Data to process: Begin
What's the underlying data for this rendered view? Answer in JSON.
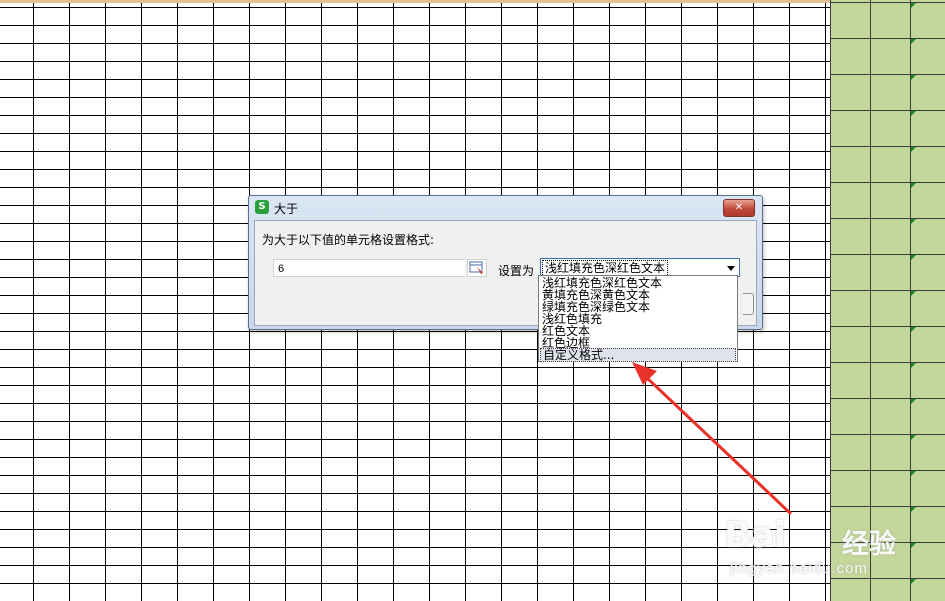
{
  "dialog": {
    "app_icon_glyph": "S",
    "title": "大于",
    "close_glyph": "✕",
    "prompt": "为大于以下值的单元格设置格式:",
    "value": "6",
    "set_as_label": "设置为",
    "selected_format": "浅红填充色深红色文本"
  },
  "dropdown": {
    "items": [
      "浅红填充色深红色文本",
      "黄填充色深黄色文本",
      "绿填充色深绿色文本",
      "浅红色填充",
      "红色文本",
      "红色边框",
      "自定义格式..."
    ],
    "highlighted_index": 6
  },
  "watermark": {
    "logo": "Bai",
    "cn": "经验",
    "url": "jingyan.baidu.com"
  },
  "colors": {
    "annotation_arrow": "#e8322a",
    "sheet_green": "#c4d79b",
    "dialog_frame": "#dbe6f4"
  },
  "icons": [
    "app-logo-icon",
    "close-icon",
    "range-picker-icon",
    "dropdown-arrow-icon",
    "annotation-arrow-icon"
  ]
}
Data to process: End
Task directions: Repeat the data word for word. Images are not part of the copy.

Expected output:
What's the underlying data for this rendered view? Answer in JSON.
{
  "dialog": {
    "app_icon_glyph": "S",
    "title": "大于",
    "close_glyph": "✕",
    "prompt": "为大于以下值的单元格设置格式:",
    "value": "6",
    "set_as_label": "设置为",
    "selected_format": "浅红填充色深红色文本"
  },
  "dropdown": {
    "items": [
      "浅红填充色深红色文本",
      "黄填充色深黄色文本",
      "绿填充色深绿色文本",
      "浅红色填充",
      "红色文本",
      "红色边框",
      "自定义格式..."
    ],
    "highlighted_index": 6
  },
  "watermark": {
    "logo": "Bai",
    "cn": "经验",
    "url": "jingyan.baidu.com"
  },
  "colors": {
    "annotation_arrow": "#e8322a",
    "sheet_green": "#c4d79b",
    "dialog_frame": "#dbe6f4"
  },
  "icons": [
    "app-logo-icon",
    "close-icon",
    "range-picker-icon",
    "dropdown-arrow-icon",
    "annotation-arrow-icon"
  ]
}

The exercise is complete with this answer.